It has been given considerable resources, and it is a body which has considerable clout and credibility to assist in undertaking this important initiative, an initiative that looks at providing services for some of the most vulnerable members of our community. These are all steps and initiatives which this government has taken and which the previous Liberal government failed to take.
I take this opportunity to point out the initiatives that were announced during the election campaign. Over $10 million has been provided for the shared care proposal, taking important mental health services out into the community through our GP services and making it more of a front-line service for people in their local community. Taking that expertise out into GP centres is a primary health care initiative. Also, we have designated over $10 million to Healthy Young Minds. Given the outcome of the Generational Health Review, the importance of a primary health care model and the importance of investing more money in early intervention, promotion and such like, I believe the extra commitment of this government to services for our young people is particularly strategic. As I said, I am very pleased to have had the opportunity to answer this question.
In relation to the funding the honourable member referred to, the only official measurement of funding of which I am aware is the national mental health report that comes out annually but is always a couple of years behind when it is published. I draw to the attention of members that the most recent national mental health report says that South Australia’s funding is approximately the national average. I am happy to bring back the details—

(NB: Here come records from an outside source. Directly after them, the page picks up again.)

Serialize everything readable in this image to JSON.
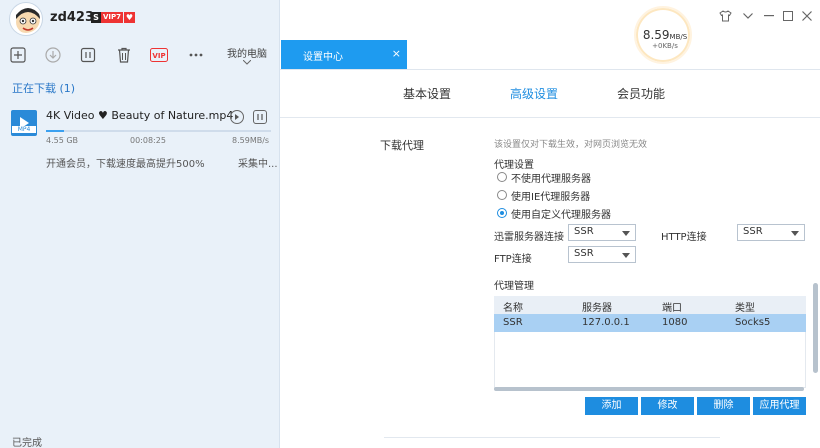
{
  "user": {
    "name": "zd423",
    "badge_s": "S",
    "badge_vip": "VIP7",
    "badge_flag": "♥"
  },
  "toolbar": {
    "my_computer_label": "我的电脑"
  },
  "speed_widget": {
    "main": "8.59",
    "main_unit": "MB/S",
    "sub": "+0KB/s"
  },
  "left": {
    "downloading_title": "正在下载 (1)",
    "item": {
      "filename": "4K Video ♥ Beauty of Nature.mp4",
      "file_type": "MP4",
      "size": "4.55 GB",
      "eta": "00:08:25",
      "speed": "8.59MB/s",
      "progress": 0.08,
      "promo": "开通会员，下载速度最高提升500%",
      "status": "采集中..."
    },
    "footer": "已完成"
  },
  "tab": {
    "title": "设置中心",
    "close": "×"
  },
  "settings_tabs": [
    "基本设置",
    "高级设置",
    "会员功能"
  ],
  "proxy": {
    "section_label": "下载代理",
    "hint": "该设置仅对下载生效，对网页浏览无效",
    "settings_heading": "代理设置",
    "options": [
      "不使用代理服务器",
      "使用IE代理服务器",
      "使用自定义代理服务器"
    ],
    "xunlei_label": "迅雷服务器连接",
    "xunlei_value": "SSR",
    "http_label": "HTTP连接",
    "http_value": "SSR",
    "ftp_label": "FTP连接",
    "ftp_value": "SSR",
    "manage_heading": "代理管理",
    "columns": [
      "名称",
      "服务器",
      "端口",
      "类型"
    ],
    "rows": [
      [
        "SSR",
        "127.0.0.1",
        "1080",
        "Socks5"
      ]
    ],
    "buttons": [
      "添加",
      "修改",
      "删除",
      "应用代理"
    ]
  },
  "colors": {
    "accent": "#1e8de0",
    "selected_row": "#a9d0f3",
    "left_bg": "#e9f1f9"
  }
}
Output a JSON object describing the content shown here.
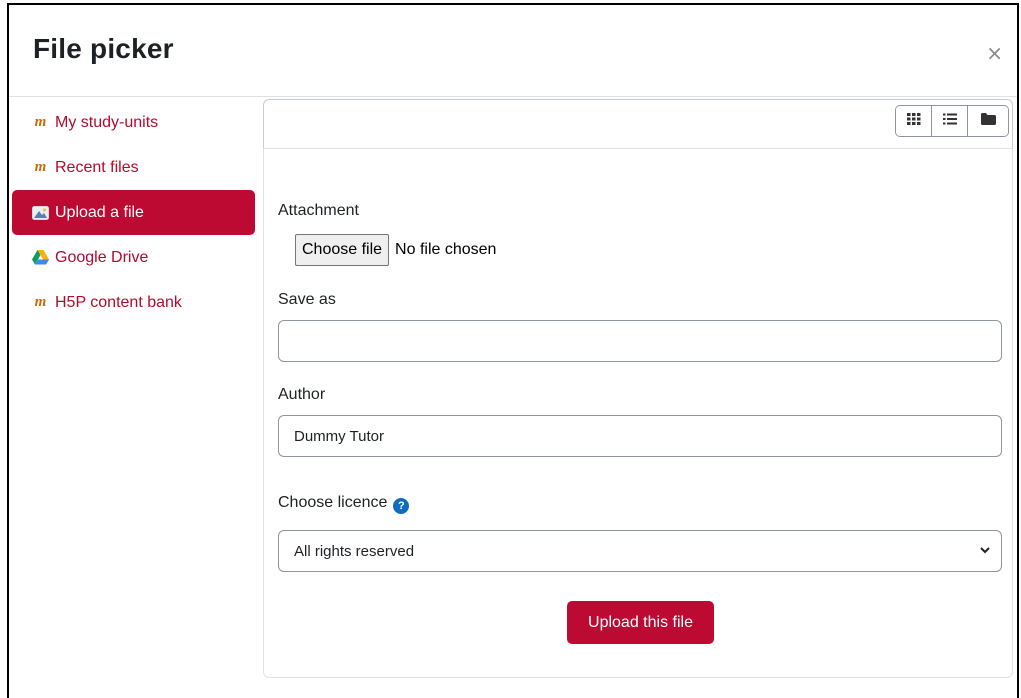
{
  "dialog": {
    "title": "File picker",
    "close_glyph": "×"
  },
  "sidebar": {
    "items": [
      {
        "label": "My study-units",
        "icon": "moodle-icon",
        "active": false
      },
      {
        "label": "Recent files",
        "icon": "moodle-icon",
        "active": false
      },
      {
        "label": "Upload a file",
        "icon": "upload-icon",
        "active": true
      },
      {
        "label": "Google Drive",
        "icon": "google-drive-icon",
        "active": false
      },
      {
        "label": "H5P content bank",
        "icon": "moodle-icon",
        "active": false
      }
    ]
  },
  "toolbar": {
    "views": [
      "icons-view",
      "list-view",
      "tree-view"
    ]
  },
  "form": {
    "attachment_label": "Attachment",
    "choose_file_label": "Choose file",
    "no_file_text": "No file chosen",
    "save_as_label": "Save as",
    "save_as_value": "",
    "author_label": "Author",
    "author_value": "Dummy Tutor",
    "licence_label": "Choose licence",
    "licence_value": "All rights reserved",
    "upload_button": "Upload this file"
  },
  "colors": {
    "accent": "#bd0a33",
    "link": "#b40a2d",
    "help": "#0f6cbf"
  }
}
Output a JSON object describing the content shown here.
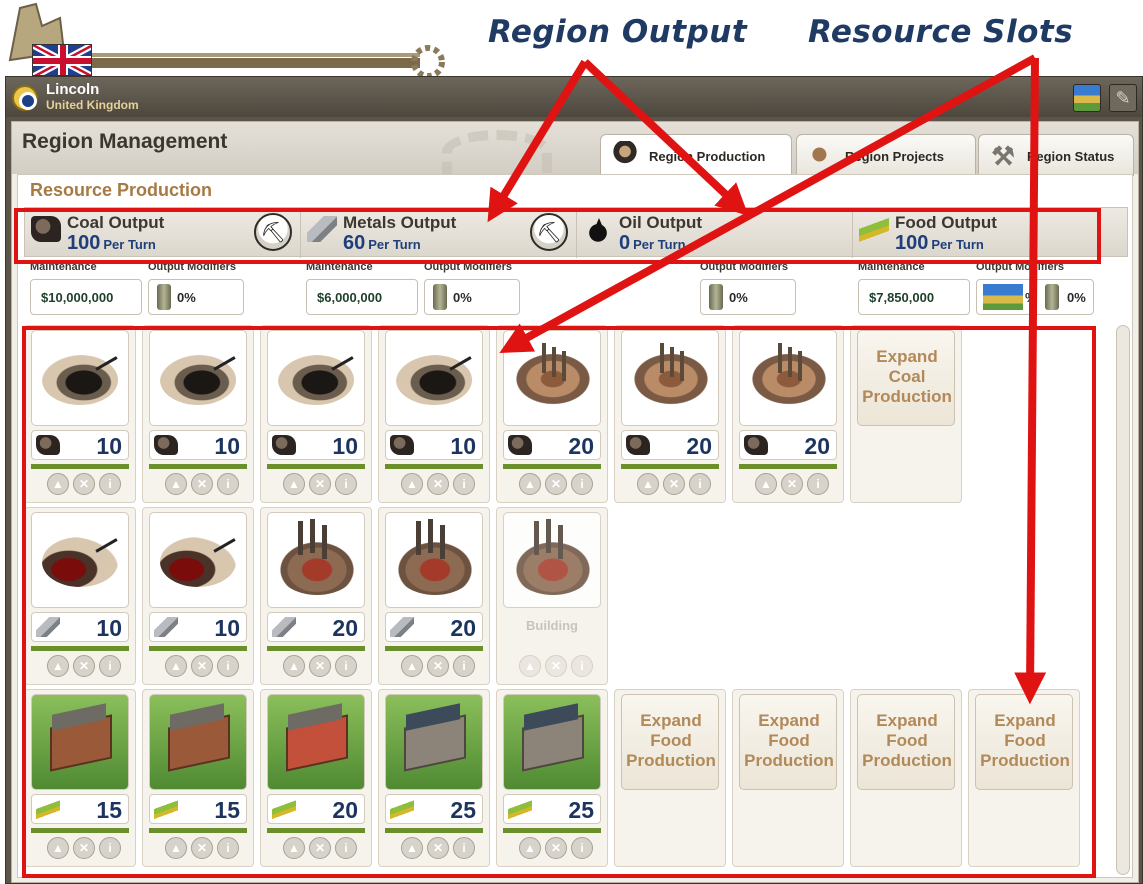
{
  "annotations": {
    "region_output": "Region Output",
    "resource_slots": "Resource Slots",
    "colors": {
      "arrow": "#e01313",
      "label": "#1f3a63"
    }
  },
  "window": {
    "region_name": "Lincoln",
    "country": "United Kingdom",
    "flag": "uk-flag"
  },
  "panel": {
    "title": "Region Management",
    "tabs": [
      {
        "label": "Region Production",
        "icon": "foreman-icon",
        "active": true
      },
      {
        "label": "Region Projects",
        "icon": "pickaxe-worker-icon",
        "active": false
      },
      {
        "label": "Region Status",
        "icon": "crossed-tools-icon",
        "active": false
      }
    ]
  },
  "section_title": "Resource Production",
  "outputs": [
    {
      "name": "Coal Output",
      "value": "100",
      "unit": "Per Turn",
      "icon": "coal-icon",
      "prospect": true
    },
    {
      "name": "Metals Output",
      "value": "60",
      "unit": "Per Turn",
      "icon": "metal-bar-icon",
      "prospect": true
    },
    {
      "name": "Oil Output",
      "value": "0",
      "unit": "Per Turn",
      "icon": "oil-drop-icon",
      "prospect": false
    },
    {
      "name": "Food Output",
      "value": "100",
      "unit": "Per Turn",
      "icon": "wheat-icon",
      "prospect": false
    }
  ],
  "labels": {
    "maintenance": "Maintenance",
    "output_modifiers": "Output Modifiers",
    "building": "Building"
  },
  "maintenance": [
    {
      "amount": "$10,000,000",
      "modifier": "0%"
    },
    {
      "amount": "$6,000,000",
      "modifier": "0%"
    },
    {
      "amount": "",
      "modifier": "0%"
    },
    {
      "amount": "$7,850,000",
      "map_modifier": "%",
      "modifier": "0%"
    }
  ],
  "rows": {
    "coal": [
      {
        "art": "coal",
        "value": "10"
      },
      {
        "art": "coal",
        "value": "10"
      },
      {
        "art": "coal",
        "value": "10"
      },
      {
        "art": "coal",
        "value": "10"
      },
      {
        "art": "metal-mine",
        "value": "20"
      },
      {
        "art": "metal-mine",
        "value": "20"
      },
      {
        "art": "metal-mine",
        "value": "20"
      }
    ],
    "coal_expand": "Expand Coal Production",
    "metals": [
      {
        "art": "coal-red",
        "value": "10"
      },
      {
        "art": "coal-red",
        "value": "10"
      },
      {
        "art": "mill",
        "value": "20"
      },
      {
        "art": "mill",
        "value": "20"
      }
    ],
    "metals_building": {
      "art": "mill"
    },
    "food": [
      {
        "art": "farm",
        "value": "15"
      },
      {
        "art": "farm",
        "value": "15"
      },
      {
        "art": "farm-red",
        "value": "20"
      },
      {
        "art": "farm-stone",
        "value": "25"
      },
      {
        "art": "farm-stone",
        "value": "25"
      }
    ],
    "food_expand": [
      "Expand Food Production",
      "Expand Food Production",
      "Expand Food Production",
      "Expand Food Production"
    ]
  },
  "slot_buttons": [
    "upgrade-icon",
    "remove-icon",
    "info-icon"
  ]
}
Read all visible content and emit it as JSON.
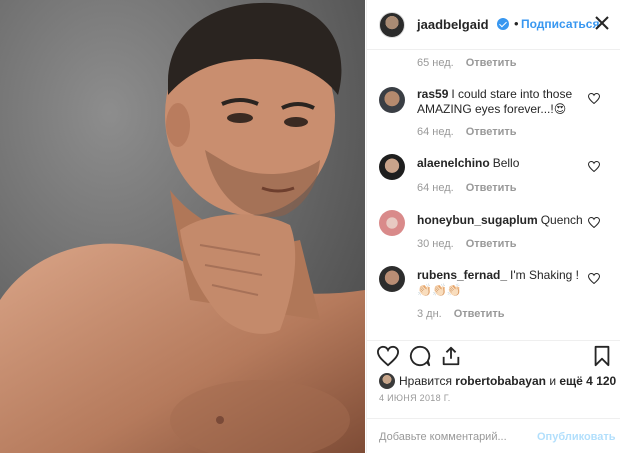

The Hon. R.I. Lucas: What year?
The Hon. G.E. GAGO: The most recent. This is because every state reports mental health funding differently. The Mental Health Coalition, responsible for the report the honourable member refers to, has claimed therein that South Australia has the lowest funding, and I am aware of that. I have been advised that they did not count the $25 million funding to the non-government sector that the government provided in the last budget, and they put together their figures from various reports and announcements from all states. I am advised that that methodology is not a particularly sound one, so there are question marks, I am advised, about some of the validity of the way they collect, collate and interpret data.
I also understand that such a report did not take into consideration spending in other policy areas that directly or indirectly relates to mental health services, such as supported accommodation and housing. It is with great pleasure that I have the opportunity to answer this question and remind the council that, although South Australia has a long way to go with its services, we have a significant challenge ahead and I do not resile from that at all. However, it is obvious that we have put a number of really important measures in place and have a clear strategy to help overcome some of those deficits.
The Hon. J.M.A. LENSINK: By way of supplementary question, will the minister advise from the great song-and dance funding announcements we have had how many mental health workers, psychiatrists, community outreach workers and any other workers in the field have been recruited with that funding thus far?
The Hon. G.E. GAGO: One of our election commitments— Healthy Young Minds—looks at an additional 20 community outreach workers and three psychiatrists for Child and Adolescent Mental Health Services and outreach services.
The Hon. G.E. GAGO: These are in the planning and are part of our election commitments, and our mental health telephone service has been extended as well.